SHARE . . . NO, UNREALISTIC GOALS WORSEN PROBLEM

"No tragedy is more wounding than the look of despair in the eyes of a starving child." So said our Secretary of State, Henry Kissinger, on November 5, 1974, at the opening of a World Food Conference in Rome.

He went on: "Today we must proclaim a bold objective - that within a decade no child will go to bed hungry."A decade and a half passed and worldwide malnutrition and starvation have not lessened. Things may even be worse. The world's population has grown by 29 percent since 1974 - more than a billion people. And the poorest nations have grown most.

Now another conference, at Bellagio, Italy, has come to the same high-minded conclusion: We must eliminate hunger from the world. The experts no longer dream of 100 percent elimination of hunger in 10 years; they will settle for a 50 percent victory. But is that realistic enough?

Dreams are fine, but deeds count more. What actions does the Bellagio Declaration demand? Principally three: (1) Improve Third World agriculture; (2) bring food to the poor; and (3) improve the health of mothers and children.

The first is more difficult than most people realize. As for the second, it threatens to make a "basket-case" of a poor country; this is not what poor people want: They want to be self-sufficient. The third measure seems the most humane of all - but it helps only for a moment.

A really poor country is already overpopulated in terms of the physical and political realities of its situation. Helping its population to grow faster by gifts of food and medicine will make the next generation even more in need of outside help.

Poor countries are supported by three production factors: crop land, pasture land and forest land. Crop land produces needed food directly. Pasture land produces food indirectly. Forest land produces the fuel needed to cook the food.

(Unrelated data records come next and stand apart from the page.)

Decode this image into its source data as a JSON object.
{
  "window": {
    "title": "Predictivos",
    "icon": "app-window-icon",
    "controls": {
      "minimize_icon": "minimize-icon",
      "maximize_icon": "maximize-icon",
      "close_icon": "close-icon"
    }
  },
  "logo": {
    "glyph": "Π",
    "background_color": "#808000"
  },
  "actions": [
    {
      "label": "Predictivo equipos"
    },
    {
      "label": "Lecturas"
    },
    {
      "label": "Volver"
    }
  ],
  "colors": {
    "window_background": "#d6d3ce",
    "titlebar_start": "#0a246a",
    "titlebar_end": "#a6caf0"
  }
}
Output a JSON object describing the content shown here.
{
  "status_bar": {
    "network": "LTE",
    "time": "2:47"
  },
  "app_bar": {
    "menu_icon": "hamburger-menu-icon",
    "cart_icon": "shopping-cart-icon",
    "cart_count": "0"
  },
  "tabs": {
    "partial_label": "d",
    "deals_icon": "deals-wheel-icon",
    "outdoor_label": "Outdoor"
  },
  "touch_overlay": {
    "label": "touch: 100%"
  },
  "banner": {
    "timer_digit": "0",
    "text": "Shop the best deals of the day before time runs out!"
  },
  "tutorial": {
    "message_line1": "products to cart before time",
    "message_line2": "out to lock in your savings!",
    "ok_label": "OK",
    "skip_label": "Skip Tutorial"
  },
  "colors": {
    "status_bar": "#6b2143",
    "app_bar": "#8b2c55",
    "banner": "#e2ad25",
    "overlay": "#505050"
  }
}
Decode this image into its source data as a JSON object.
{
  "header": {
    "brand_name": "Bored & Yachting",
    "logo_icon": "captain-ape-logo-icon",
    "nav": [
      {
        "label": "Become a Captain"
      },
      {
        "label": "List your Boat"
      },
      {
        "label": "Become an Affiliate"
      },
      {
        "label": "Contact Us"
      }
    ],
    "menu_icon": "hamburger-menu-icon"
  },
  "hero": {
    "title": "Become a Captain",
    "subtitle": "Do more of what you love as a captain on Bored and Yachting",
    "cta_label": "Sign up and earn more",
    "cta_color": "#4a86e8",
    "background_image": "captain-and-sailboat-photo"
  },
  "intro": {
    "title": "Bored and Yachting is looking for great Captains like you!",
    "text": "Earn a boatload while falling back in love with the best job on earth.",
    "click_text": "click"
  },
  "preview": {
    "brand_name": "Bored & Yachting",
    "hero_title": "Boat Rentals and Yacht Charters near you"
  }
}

In a poor country all three production factors are overstressed by too large a population. If outsiders do nothing, the situation will get worse. Unwise intervention will make it worsen faster.

Saving lives increases the environmental stresses imposed by overpopulation. Deforestation and soil erosion are speeded up. It takes decades - sometimes centuries - to replace soil and forests. Grazing animals have less to eat, farmland shrinks, and some formerly forested hillsides may turn into gullied "badlands" that can never be reclaimed. Life-destroying floods in the lowlands become worse.

Photos of malnourished mothers and starving children are dreadful to see. But "time has no stop," and the picture presented by even more misery in the future will be worse.

Typically, a poor country grows four times faster than a rich country. Saving lives, without a reduction in birth rate, will destroy a poor country faster.

Improving agriculture is the way to go, but this is not easy. We know a lot about temperate-zone agriculture, but very little about in the tropics, where most desperately poor people live.

Agricultural experiment stations are good at finding ways to grow bigger crops; but most improvements take 20 years or more to achieve. There are few experiment stations in the tropics. There are even fewer tropical-agriculture scientists. With the best of luck, it takes one generation, sometimes two, to improve agriculture.

What fate is in store for the Bellagio Declaration of goals? Our best hope is that the Declaration will be ignored. There is only one real, though slender, possibility: to persuade a few poor nations to adopt birth control policies so strong that they slowly bring the population down to the carrying capacity of the land. Only if such policies are adopted by the poor nations themselves can rich nations be of any help.

(Biologist Garrett Hardin is the author of "Filters Against Folly.")